Say what you will about The Donald and Bernie; the dynamics of this year’s presidential election are unusual. To have strong populist voices on the right and left of the political spectrum at the same time isn’t exactly business as usual, which has me wondering why populism is getting such traction these days.

I was in grad school when I first read Richard Hofstadter’s famous 1964 article about populism. I didn’t think much about it then—it was the Clinton/Bush era, a time when established, old-school political families gripped the reins of government while the anti-establishment factions that held sway in the ’60s and ’70s were essentially marginalized.

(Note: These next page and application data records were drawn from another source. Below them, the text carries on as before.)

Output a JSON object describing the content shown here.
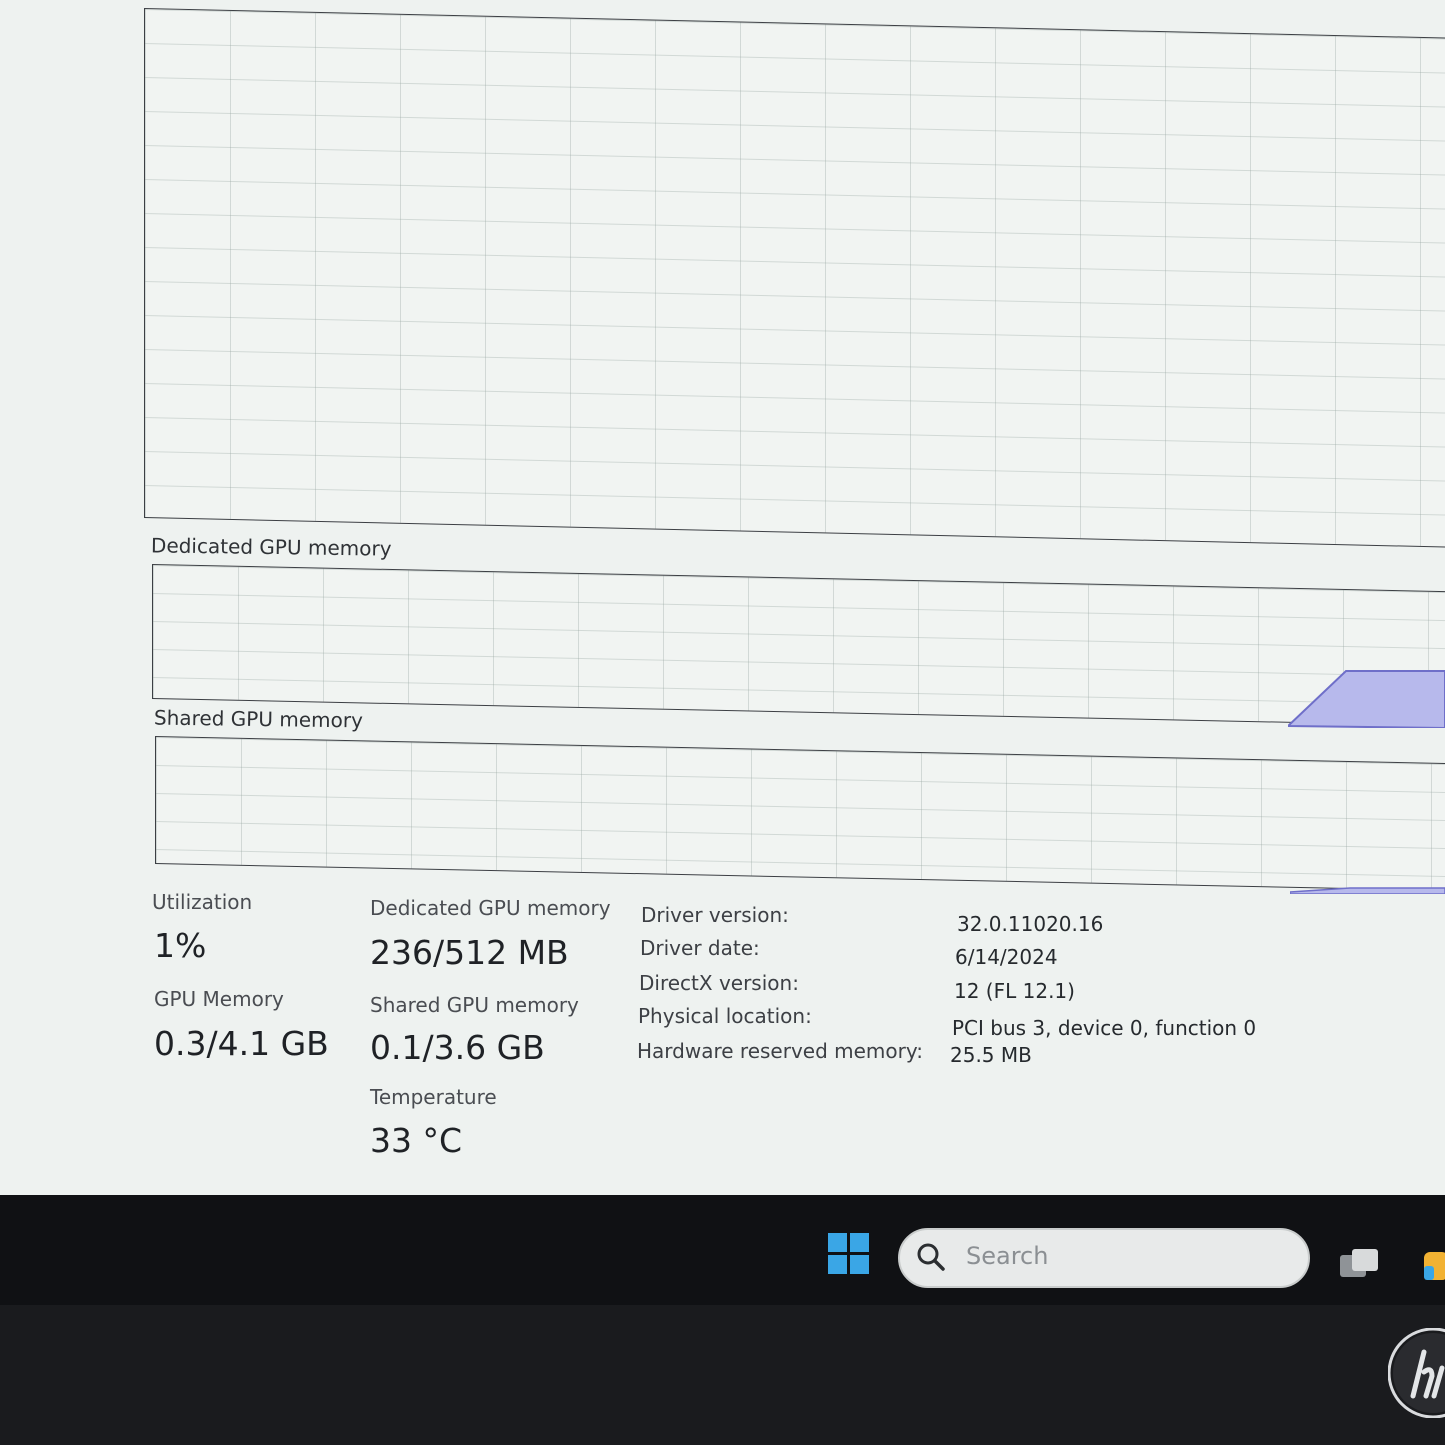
{
  "graphs": {
    "dedicated_label": "Dedicated GPU memory",
    "shared_label": "Shared GPU memory"
  },
  "stats": {
    "utilization_label": "Utilization",
    "utilization_value": "1%",
    "dedicated_label": "Dedicated GPU memory",
    "dedicated_value": "236/512 MB",
    "gpu_memory_label": "GPU Memory",
    "gpu_memory_value": "0.3/4.1 GB",
    "shared_label": "Shared GPU memory",
    "shared_value": "0.1/3.6 GB",
    "temperature_label": "Temperature",
    "temperature_value": "33 °C"
  },
  "info": [
    {
      "key": "Driver version:",
      "value": "32.0.11020.16"
    },
    {
      "key": "Driver date:",
      "value": "6/14/2024"
    },
    {
      "key": "DirectX version:",
      "value": "12 (FL 12.1)"
    },
    {
      "key": "Physical location:",
      "value": "PCI bus 3, device 0, function 0"
    },
    {
      "key": "Hardware reserved memory:",
      "value": "25.5 MB"
    }
  ],
  "taskbar": {
    "search_placeholder": "Search",
    "accent": "#3aa6e6"
  },
  "colors": {
    "memory_fill": "#b7b9ec",
    "memory_stroke": "#6f6fc9"
  }
}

So why is populism once again resonating with young people? Hofstadter pointed to a style of conspiratorial paranoia provoked by distrust of fringe or extreme political elements but I don’t think that’s applicable for 21st-century teenagers. I talk with high school students every day, and I think populism’s draw may have more to do with how they perceive the entrenched power structures under which they live. This perception nurtures a sense of powerlessness (imagined or actual) in the face of the enormous, impersonal organizations and institutions that dictate so many aspects of their lives—where they will work, where they will live, and what they will do. For 18-year-old students who can be sent off to war but who often can’t choose their own bedtimes, that prospect can spark anger, resentment, or even alienation.

So it makes sense that young people—who tend to see issues in terms that are black and white, or good and bad—will respond to populism, which offers hope for an element of control and self-determinism in a society that can appear imperious and autocratic. They feel acutely the power of asymmetry in their lives, and need practice and guidance in discerning and analyzing the areas that are, in fact, gray. We educators need to recognize and respect the influence we wield in helping teens understand and get comfortable with those gray areas so they can make sound decisions. We must also become more comfortable sharing power with students in ways that are authentic and not superficial.


Read a critique of the Hofstadter article.